Project SAM (Student-Assisted Minecraft Therapy). This project focuses on the effects of Minecraft Therapy on attention, processing speed, and collaborative as well as creative activities. Minecraft engineers are UCI students trained in coaching children with autism and ADHD. Please contact Jean Gehricke’s lab for more information at 949-267-0491.
Project SALT (Student-Assisted LEGO Therapy). The aim of this project is to examine a curriculum designed to enhance vocal communication and social skills in a fun and creative atmosphere using LEGOs. Coaches are trained students from UCI, who will assist in building LEGOs, communication, and social skill development. Please contact Jean Gehricke’s lab for more information at 949-267-0491. Click here for flyer.
Center for Autism Research and Treatment (CART) under the leadership of nationally recognized metabolic genetic specialist Dr. J. Jay Gargus, UC Irvine professor of physiology & biophysics and professor of pediatrics, the team of researchers have launched an innovative drug discovery platform that unites UC Irvine scientists from diverse areas of study in a common purpose: to develop an effective ASD drug therapy. This multidisciplinary initiative explores the causes and cures of ASD through a broad spectrum of studies ranging from gene function to cell biology to brain function and behavior.
Jean Gehricke, Ph.D., a licensed clinical psychologist and an Associate Professor at the UCI Department of Pediatrics. Dr. Gehricke is well known for his scientific work on the underlying mechanisms of ASD, ADHD and comorbid drug abuse. He has been the Principal Investigator and Co-Investigator on numerous research grants funded by the National Institutes of Health, Autism Speaks, the California Tobacco-Related Disease Research Program, and the Robert Wood Johnson Foundation. Currently, he is expanding this research program by using brain-imaging techniques to better understand complex brain-behavior interactions.
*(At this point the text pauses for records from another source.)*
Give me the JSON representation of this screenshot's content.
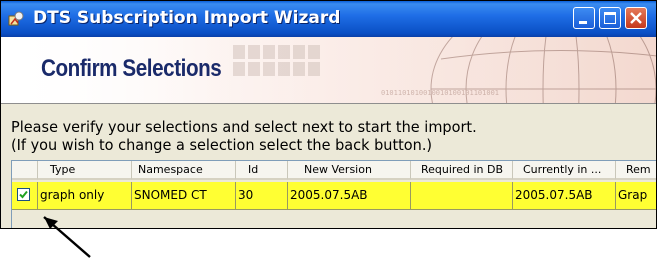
{
  "window": {
    "title": "DTS Subscription Import Wizard",
    "title_icon": "app-icon",
    "titlebar_color": "#1f6ee6",
    "close_color": "#c5391d"
  },
  "banner": {
    "title": "Confirm Selections",
    "title_color": "#1a2a6a"
  },
  "instructions": {
    "line1": "Please verify your selections and select next to start the import.",
    "line2": "(If you wish to change a selection select the back button.)"
  },
  "table": {
    "columns": [
      "Type",
      "Namespace",
      "Id",
      "New Version",
      "Required in DB",
      "Currently in ...",
      "Rem"
    ],
    "rows": [
      {
        "checked": true,
        "type": "graph only",
        "namespace": "SNOMED CT",
        "id": "30",
        "new_version": "2005.07.5AB",
        "required_in_db": "",
        "currently_in": "2005.07.5AB",
        "rem": "Grap"
      }
    ],
    "highlight_color": "#ffff33"
  }
}
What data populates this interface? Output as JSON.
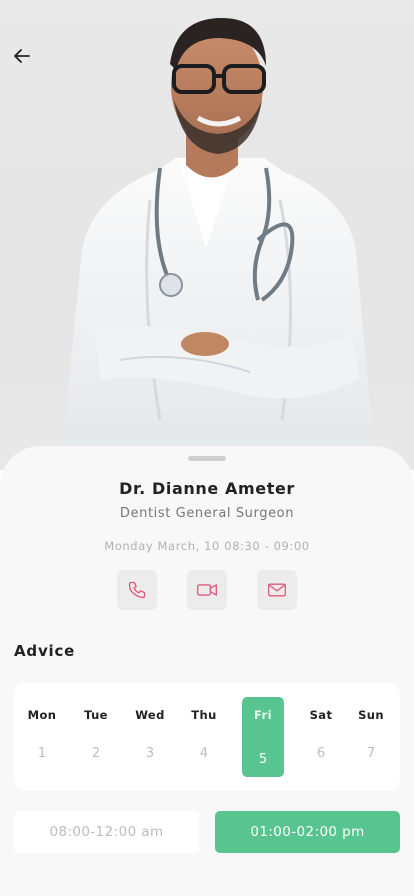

In addition, Dr. Gehricke is developing novel behavioral interventions, which include play therapy and transition services for individuals with ASD.
Gillian Hayes, Ph.D., Assistant Professor from the Donald Bren School of Information and Computer Science is our Director of Technology Research. She has been participating in research regarding how technology can assist children and families impacted by autism and have begun providing parent workshops at our center. She will participate in the broader teaching efforts of our center as well as helping us create and/or develop partnerships for clinical technology services.
Erik Linstead, PhD., Assistant Professor of Computer Science and Software Engineering and director of the undergraduate computing programs in the Schmid College of Science and Technology at Chapman University is our Associate Director of Technology Research. Projects in his lab span the areas of deep learning, mobile computing, predictive analytics, and virtual reality. Erik holds a courtesy appointment in the Department of Pediatrics at UC, Irvine, and serves on the board of directors for Autism Research Group (ARG).
We hope you’ll consider participating in a local or national research project that can help us create and disseminate new and more effective treatments for our children. Your decision to participate in any study is completely voluntary and will not affect your child’s care at our center.